About this task
Output the full listing exactly.

━━━━━━━━━━

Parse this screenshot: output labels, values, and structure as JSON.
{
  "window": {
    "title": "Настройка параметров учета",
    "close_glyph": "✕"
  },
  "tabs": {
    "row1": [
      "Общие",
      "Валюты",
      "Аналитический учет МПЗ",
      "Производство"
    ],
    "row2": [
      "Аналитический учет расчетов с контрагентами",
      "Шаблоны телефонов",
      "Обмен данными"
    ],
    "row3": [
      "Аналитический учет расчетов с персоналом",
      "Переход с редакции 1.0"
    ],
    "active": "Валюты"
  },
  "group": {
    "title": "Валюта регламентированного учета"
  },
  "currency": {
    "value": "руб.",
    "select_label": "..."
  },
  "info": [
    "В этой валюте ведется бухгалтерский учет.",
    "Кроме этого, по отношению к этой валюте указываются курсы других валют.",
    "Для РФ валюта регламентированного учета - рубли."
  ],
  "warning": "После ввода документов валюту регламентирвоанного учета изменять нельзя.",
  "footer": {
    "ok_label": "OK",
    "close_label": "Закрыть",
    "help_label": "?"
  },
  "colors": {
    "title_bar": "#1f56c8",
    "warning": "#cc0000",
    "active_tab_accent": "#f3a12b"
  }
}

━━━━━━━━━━

Task response
Parse this screenshot: output labels, values, and structure as JSON.
{
  "window": {
    "title": "Настройка параметров учета",
    "close_glyph": "✕"
  },
  "tabs": {
    "row1": [
      "Общие",
      "Валюты",
      "Аналитический учет МПЗ",
      "Производство"
    ],
    "row2": [
      "Аналитический учет расчетов с контрагентами",
      "Шаблоны телефонов",
      "Обмен данными"
    ],
    "row3": [
      "Аналитический учет расчетов с персоналом",
      "Переход с редакции 1.0"
    ],
    "active": "Валюты"
  },
  "group": {
    "title": "Валюта регламентированного учета"
  },
  "currency": {
    "value": "руб.",
    "select_label": "..."
  },
  "info": [
    "В этой валюте ведется бухгалтерский учет.",
    "Кроме этого, по отношению к этой валюте указываются курсы других валют.",
    "Для РФ валюта регламентированного учета - рубли."
  ],
  "warning": "После ввода документов валюту регламентирвоанного учета изменять нельзя.",
  "footer": {
    "ok_label": "OK",
    "close_label": "Закрыть",
    "help_label": "?"
  },
  "colors": {
    "title_bar": "#1f56c8",
    "warning": "#cc0000",
    "active_tab_accent": "#f3a12b"
  }
}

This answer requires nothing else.